In Wick I soon discovered that the bike shop there sadly doesn't stock any disc brake pads (in fact the bike shop is a mixture of a toy shop & bike shop, all adjoining a bakers...odd!), forcing me to take it gently to John o'Groats with only my front brake still giving me any stopping power. I was so close though that that didn't really bother me, and the worst of the hills were behind me anyway.
Arriving into John o'Groats
After a coffee to kill a bit of time I slowly headed out of Wick. Not long afterwards though I noticed a van parked in a layby ahead of me with the driver trying to flag me down - odd?! I pulled over, puzzled by why he was trying to get my attention, only to discover it was Keith who I'd met cycling (with his wife) on Day 4 down in Bodmin! It's a small small world!! 🙂
Keith had been in the area with work and had recognised me & my bike as he drove past (we'd had quite a discussion of bikes back in Bodmin) so stopped to say hi and see how I'd got on. It was a shock to meet him again but really great, & in a way helped to round out the whole trip by seeing someone again that I'd met so early on. Keith has cycled Lands End to John o'Groats a couple of times and so we were able to swap a few stories.

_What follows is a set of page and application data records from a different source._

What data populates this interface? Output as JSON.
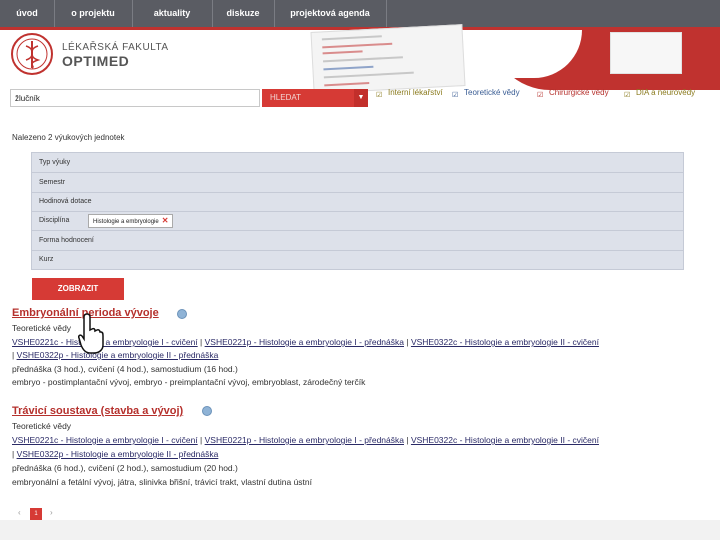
{
  "nav": {
    "items": [
      "úvod",
      "o projektu",
      "aktuality",
      "diskuze",
      "projektová agenda"
    ]
  },
  "brand": {
    "line1": "LÉKAŘSKÁ FAKULTA",
    "line2": "OPTIMED"
  },
  "search": {
    "value": "žlučník",
    "select_label": "HLEDAT"
  },
  "categories": [
    {
      "label": "Interní lékařství",
      "color": "#8a7a1d"
    },
    {
      "label": "Teoretické vědy",
      "color": "#3a5d94"
    },
    {
      "label": "Chirurgické vědy",
      "color": "#b5302c"
    },
    {
      "label": "DIA a neurovědy",
      "color": "#8a7a1d"
    }
  ],
  "found_text": "Nalezeno 2 výukových jednotek",
  "filters": {
    "rows": [
      "Typ výuky",
      "Semestr",
      "Hodinová dotace",
      "Disciplína",
      "Forma hodnocení",
      "Kurz"
    ],
    "discipline_chip": "Histologie a embryologie"
  },
  "show_button": "ZOBRAZIT",
  "results": [
    {
      "title": "Embryonální perioda vývoje",
      "category": "Teoretické vědy",
      "links_line1": [
        "VSHE0221c - Histologie a embryologie I - cvičení",
        "VSHE0221p - Histologie a embryologie I - přednáška",
        "VSHE0322c - Histologie a embryologie II - cvičení"
      ],
      "links_line2": [
        "VSHE0322p - Histologie a embryologie II - přednáška"
      ],
      "hours": "přednáška (3 hod.), cvičení (4 hod.), samostudium (16 hod.)",
      "keywords": "embryo - postimplantační vývoj, embryo - preimplantační vývoj, embryoblast, zárodečný terčík"
    },
    {
      "title": "Trávicí soustava (stavba a vývoj)",
      "category": "Teoretické vědy",
      "links_line1": [
        "VSHE0221c - Histologie a embryologie I - cvičení",
        "VSHE0221p - Histologie a embryologie I - přednáška",
        "VSHE0322c - Histologie a embryologie II - cvičení"
      ],
      "links_line2": [
        "VSHE0322p - Histologie a embryologie II - přednáška"
      ],
      "hours": "přednáška (6 hod.), cvičení (2 hod.), samostudium (20 hod.)",
      "keywords": "embryonální a fetální vývoj, játra, slinivka břišní, trávicí trakt, vlastní dutina ústní"
    }
  ],
  "pager": {
    "current": "1",
    "prev": "‹",
    "next": "›"
  },
  "colors": {
    "accent": "#c0322f",
    "nav_bg": "#5a5c63",
    "filter_bg": "#dde1ea"
  },
  "icons": {
    "logo": "caduceus-seal-icon",
    "cursor": "hand-pointer-icon",
    "result_marker": "blue-dot-icon",
    "check": "checkbox-check-icon"
  }
}
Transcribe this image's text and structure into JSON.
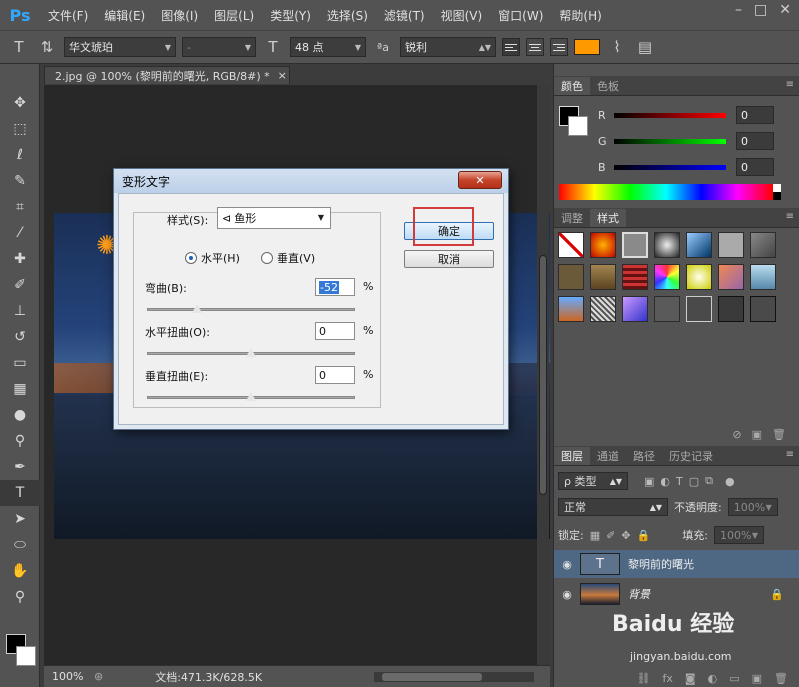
{
  "app": {
    "logo": "Ps",
    "menu": [
      "文件(F)",
      "编辑(E)",
      "图像(I)",
      "图层(L)",
      "类型(Y)",
      "选择(S)",
      "滤镜(T)",
      "视图(V)",
      "窗口(W)",
      "帮助(H)"
    ],
    "window_controls": [
      "–",
      "□",
      "✕"
    ]
  },
  "options_bar": {
    "font_family": "华文琥珀",
    "font_style": "-",
    "font_size": "48 点",
    "antialias": "锐利",
    "text_color": "#ff9900"
  },
  "document": {
    "tab_title": "2.jpg @ 100% (黎明前的曙光, RGB/8#) *",
    "tab_close": "×"
  },
  "status": {
    "zoom": "100%",
    "doc_info": "文档:471.3K/628.5K"
  },
  "color_panel": {
    "tabs": [
      "颜色",
      "色板"
    ],
    "channels": [
      {
        "label": "R",
        "value": "0"
      },
      {
        "label": "G",
        "value": "0"
      },
      {
        "label": "B",
        "value": "0"
      }
    ]
  },
  "styles_panel": {
    "tabs": [
      "调整",
      "样式"
    ]
  },
  "layers_panel": {
    "tabs": [
      "图层",
      "通道",
      "路径",
      "历史记录"
    ],
    "filter_kind": "ρ 类型",
    "blend_mode": "正常",
    "opacity_label": "不透明度:",
    "opacity_value": "100%",
    "lock_label": "锁定:",
    "fill_label": "填充:",
    "fill_value": "100%",
    "layers": [
      {
        "name": "黎明前的曙光",
        "thumb": "T"
      },
      {
        "name": "背景",
        "thumb": ""
      }
    ]
  },
  "dialog": {
    "title": "变形文字",
    "close_label": "✕",
    "style_label": "样式(S):",
    "style_value": "鱼形",
    "horizontal_label": "水平(H)",
    "vertical_label": "垂直(V)",
    "bend_label": "弯曲(B):",
    "bend_value": "-52",
    "hdist_label": "水平扭曲(O):",
    "hdist_value": "0",
    "vdist_label": "垂直扭曲(E):",
    "vdist_value": "0",
    "percent": "%",
    "ok_label": "确定",
    "cancel_label": "取消"
  },
  "watermark": {
    "brand": "Baidu 经验",
    "url": "jingyan.baidu.com"
  }
}
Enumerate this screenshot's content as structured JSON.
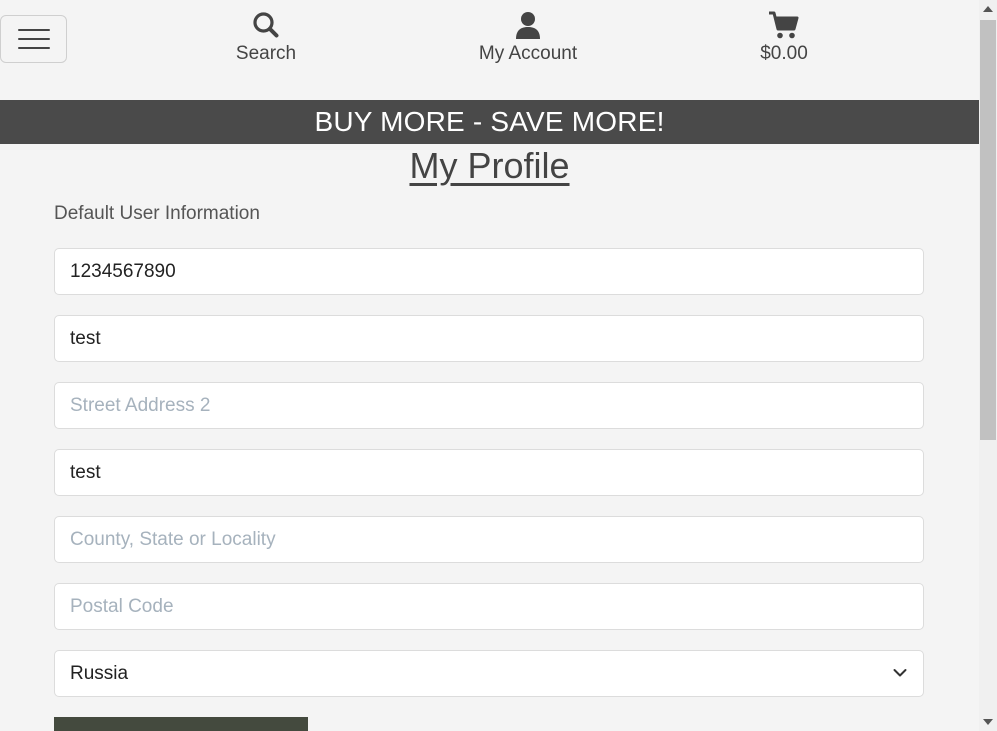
{
  "header": {
    "nav": {
      "search_label": "Search",
      "account_label": "My Account",
      "cart_label": "$0.00"
    }
  },
  "promo": {
    "text": "BUY MORE - SAVE MORE!"
  },
  "profile": {
    "title": "My Profile",
    "section_label": "Default User Information",
    "fields": {
      "phone": {
        "value": "1234567890",
        "placeholder": ""
      },
      "street1": {
        "value": "test",
        "placeholder": ""
      },
      "street2": {
        "value": "",
        "placeholder": "Street Address 2"
      },
      "city": {
        "value": "test",
        "placeholder": ""
      },
      "state": {
        "value": "",
        "placeholder": "County, State or Locality"
      },
      "postal": {
        "value": "",
        "placeholder": "Postal Code"
      }
    },
    "country": {
      "selected": "Russia"
    }
  },
  "colors": {
    "promo_bg": "#4a4a4a",
    "button_bg": "#444a3e",
    "placeholder": "#a6b2bd"
  },
  "icons": {
    "menu": "hamburger-icon",
    "search": "magnifier-icon",
    "account": "user-icon",
    "cart": "cart-icon",
    "select": "chevron-down-icon"
  }
}
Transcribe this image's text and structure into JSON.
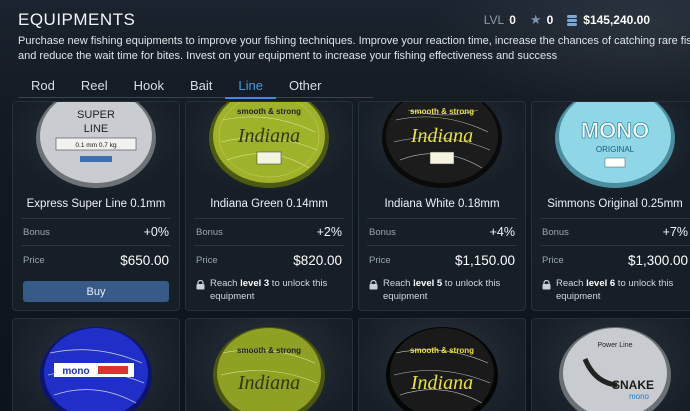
{
  "header": {
    "title": "EQUIPMENTS",
    "level_label": "LVL",
    "level_value": "0",
    "stars_value": "0",
    "money_value": "$145,240.00"
  },
  "description": {
    "line1": "Purchase new fishing equipments to improve your fishing techniques. Improve your reaction time, increase the chances of catching rare fish,",
    "line2": "and reduce the wait time for bites. Invest on your equipment to increase your fishing effectiveness and success"
  },
  "tabs": [
    {
      "label": "Rod",
      "active": false
    },
    {
      "label": "Reel",
      "active": false
    },
    {
      "label": "Hook",
      "active": false
    },
    {
      "label": "Bait",
      "active": false
    },
    {
      "label": "Line",
      "active": true
    },
    {
      "label": "Other",
      "active": false
    }
  ],
  "labels": {
    "bonus": "Bonus",
    "price": "Price",
    "buy": "Buy"
  },
  "items": [
    {
      "name": "Express Super Line 0.1mm",
      "bonus": "+0%",
      "price": "$650.00",
      "locked": false,
      "spool_color": "#c9cdd2",
      "spool_text": "SUPER",
      "spool_text2": "LINE",
      "spool_text3": "0.1 mm  0.7 kg"
    },
    {
      "name": "Indiana Green 0.14mm",
      "bonus": "+2%",
      "price": "$820.00",
      "locked": true,
      "lock_pre": "Reach ",
      "lock_level": "level 3",
      "lock_post": " to unlock this equipment",
      "spool_color": "#9fb22a",
      "spool_text": "smooth & strong",
      "spool_text2": "Indiana"
    },
    {
      "name": "Indiana White 0.18mm",
      "bonus": "+4%",
      "price": "$1,150.00",
      "locked": true,
      "lock_pre": "Reach ",
      "lock_level": "level 5",
      "lock_post": " to unlock this equipment",
      "spool_color": "#1c1c1c",
      "spool_text": "smooth & strong",
      "spool_text2": "Indiana"
    },
    {
      "name": "Simmons Original 0.25mm",
      "bonus": "+7%",
      "price": "$1,300.00",
      "locked": true,
      "lock_pre": "Reach ",
      "lock_level": "level 6",
      "lock_post": " to unlock this equipment",
      "spool_color": "#8fd6e6",
      "spool_text": "MONO",
      "spool_text2": "ORIGINAL"
    }
  ],
  "items_row2": [
    {
      "spool_color": "#1f2fc8",
      "spool_text": "mono"
    },
    {
      "spool_color": "#8fa023",
      "spool_text": "smooth & strong",
      "spool_text2": "Indiana"
    },
    {
      "spool_color": "#1a1a1a",
      "spool_text": "smooth & strong",
      "spool_text2": "Indiana"
    },
    {
      "spool_color": "#c8ccd0",
      "spool_text": "Power Line",
      "spool_text2": "SNAKE",
      "spool_text3": "mono"
    }
  ]
}
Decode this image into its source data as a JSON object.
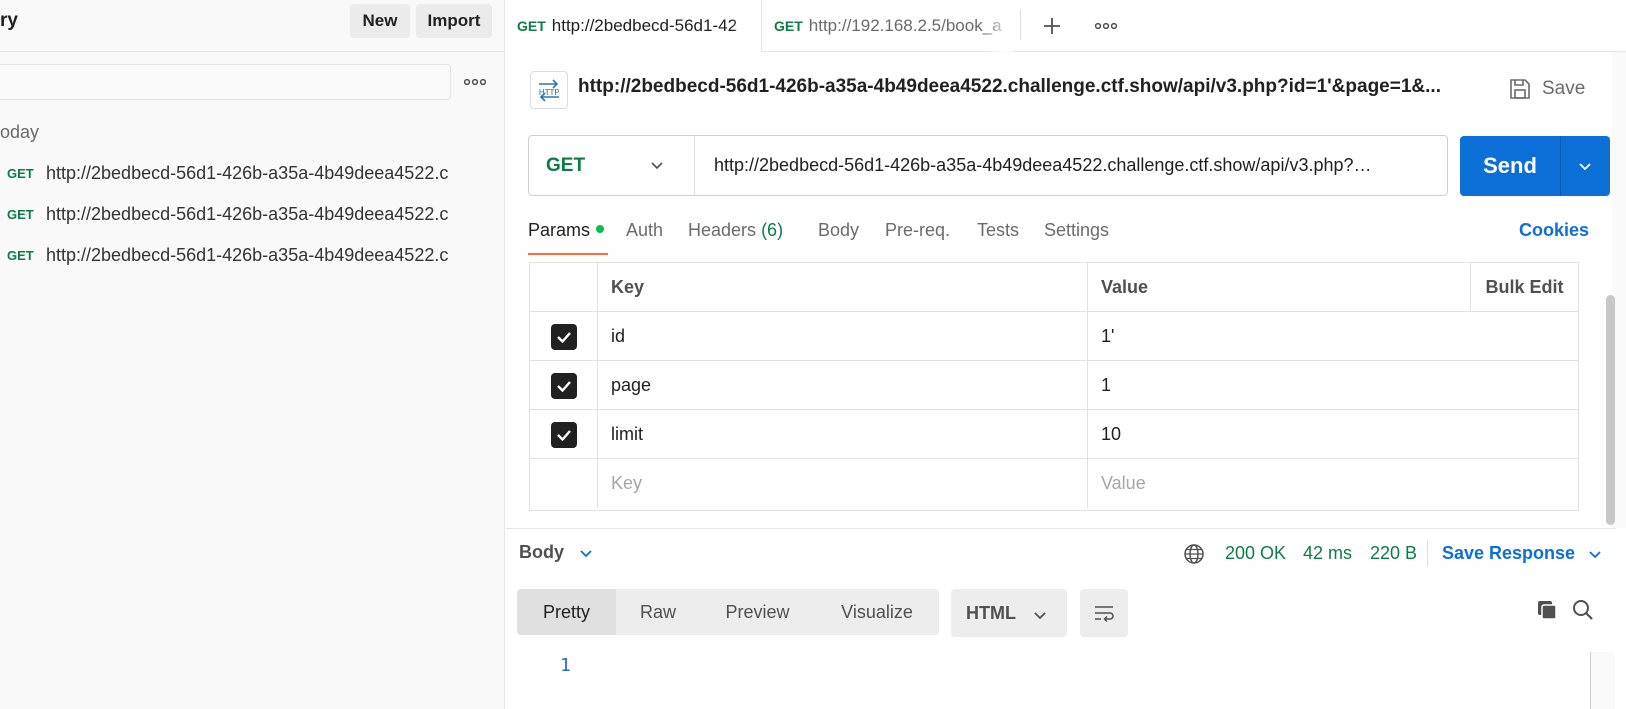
{
  "sidebar": {
    "title": "ry",
    "new_label": "New",
    "import_label": "Import",
    "group_label": "oday",
    "history": [
      {
        "method": "GET",
        "url": "http://2bedbecd-56d1-426b-a35a-4b49deea4522.c"
      },
      {
        "method": "GET",
        "url": "http://2bedbecd-56d1-426b-a35a-4b49deea4522.c"
      },
      {
        "method": "GET",
        "url": "http://2bedbecd-56d1-426b-a35a-4b49deea4522.c"
      }
    ]
  },
  "tabs": [
    {
      "method": "GET",
      "url": "http://2bedbecd-56d1-42",
      "active": true
    },
    {
      "method": "GET",
      "url": "http://192.168.2.5/book_a",
      "active": false
    }
  ],
  "request": {
    "icon_text": "HTTP",
    "title": "http://2bedbecd-56d1-426b-a35a-4b49deea4522.challenge.ctf.show/api/v3.php?id=1'&page=1&...",
    "save_label": "Save",
    "method": "GET",
    "url": "http://2bedbecd-56d1-426b-a35a-4b49deea4522.challenge.ctf.show/api/v3.php?…",
    "send_label": "Send"
  },
  "request_tabs": {
    "params": "Params",
    "auth": "Auth",
    "headers": "Headers",
    "headers_count": "(6)",
    "body": "Body",
    "prereq": "Pre-req.",
    "tests": "Tests",
    "settings": "Settings",
    "cookies": "Cookies"
  },
  "params_table": {
    "key_header": "Key",
    "value_header": "Value",
    "bulk_edit": "Bulk Edit",
    "rows": [
      {
        "key": "id",
        "value": "1'",
        "checked": true
      },
      {
        "key": "page",
        "value": "1",
        "checked": true
      },
      {
        "key": "limit",
        "value": "10",
        "checked": true
      }
    ],
    "key_placeholder": "Key",
    "value_placeholder": "Value"
  },
  "response": {
    "body_label": "Body",
    "status": "200 OK",
    "time": "42 ms",
    "size": "220 B",
    "save_response": "Save Response",
    "views": [
      "Pretty",
      "Raw",
      "Preview",
      "Visualize"
    ],
    "active_view": "Pretty",
    "format": "HTML",
    "line_number": "1"
  },
  "colors": {
    "accent_blue": "#0c6fd8",
    "method_green": "#0b7d44",
    "tab_underline": "#ff6c37",
    "status_green": "#0b7d44"
  }
}
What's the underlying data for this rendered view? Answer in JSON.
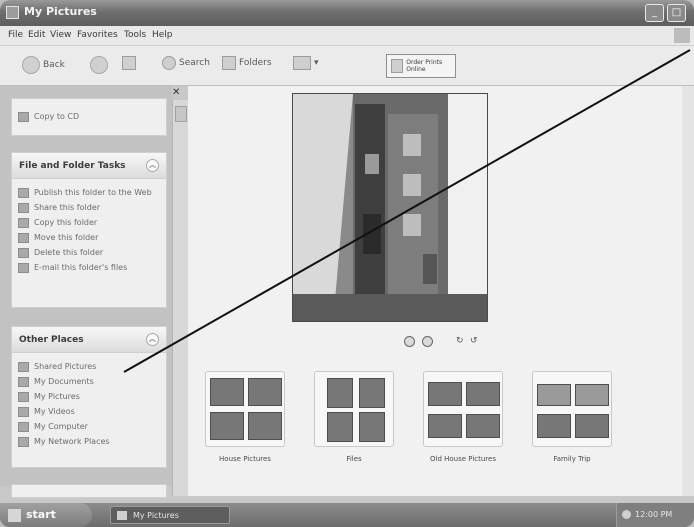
{
  "window": {
    "title": "My Pictures"
  },
  "menu": [
    "File",
    "Edit",
    "View",
    "Favorites",
    "Tools",
    "Help"
  ],
  "toolbar": {
    "back": "Back",
    "search": "Search",
    "folders": "Folders",
    "print_button": "Order Prints Online"
  },
  "taskpane": {
    "top_task": "Copy to CD",
    "file_folder": {
      "title": "File and Folder Tasks",
      "items": [
        "Publish this folder to the Web",
        "Share this folder",
        "Copy this folder",
        "Move this folder",
        "Delete this folder",
        "E-mail this folder's files"
      ]
    },
    "other_places": {
      "title": "Other Places",
      "items": [
        "Shared Pictures",
        "My Documents",
        "My Pictures",
        "My Videos",
        "My Computer",
        "My Network Places"
      ]
    }
  },
  "folders": [
    {
      "label": "House Pictures"
    },
    {
      "label": "Files"
    },
    {
      "label": "Old House Pictures"
    },
    {
      "label": "Family Trip"
    }
  ],
  "taskbar": {
    "start": "start",
    "task": "My Pictures",
    "clock": "12:00 PM"
  }
}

After that happy interlude it was then onwards to John o'Groats. Turning right off the A99 is a small road that takes you the final 14 miles, although it can be fairly busy with tourists constantly driving backwards and forwards. It's a fairly gentle road but with a very slight kick (100m gradual climb) near the end - my last hill of the whole trip! My friend Rox drove past me with her parents whilst I was on this climb, tooting the horn and giving me a bit of a shock as they went past - at least I knew they were ahead of me now 🙂
At the summit the view opened up and John o'Groats came into view. It was a bit surreal really - weeks and weeks of cycling and the destination was finally in sight! A long descent into John o'Groats, down to the harbour where the famous sign is, and it was over. It was finally over.
----- I've cycled Lands End to John o'Groats!! -----
It was weird at the end really. After wondering how it'd feel, I actually didn't feel all that much! It didn't seem real somehow; the cycling just came to a sudden stop and it was as if I was just having another break similar to the hundreds of other ones I'd had over the last 5 weeks.
I'm sure it'll take a few days to really sink in - the long journey home past all the points I've come by will no doubt make me realise quite how far I've cycled and what I've achieved. It was great meeting Rox and her parents there as well - it certainly made it more special to have a friend greet me there, and to go for dinner with later, instead of just finishing alone.
Posing again, this time by the End-to-Enders sign
All day since leaving my B&B I hadn't passed - or even seen - any other touring cyclists, yet I found there were several other end-to-enders at the finish point already. Talking to them it seems most had come along the north coast from Thurso, having turned to follow the A9 north at Latheron rather travelling up the A99 coastal route that I'd done. I'm not sure of the benefit of doing that route since it's longer and doesn't save any hills but it certainly seemed to be the most popular way today.
The last time I'd been in John o'Groats, about 6 years ago, I'd also seen a few cyclists who looked to have just finished LEJOG and who were having their photos taken at the famous sign. This time I've earnt my photo there too - I could raise a smile knowing that I've done the same and proudly feel part of the club.
I've made it. 😎
I can cycle no further.... it's just water now between me and the Orkneys!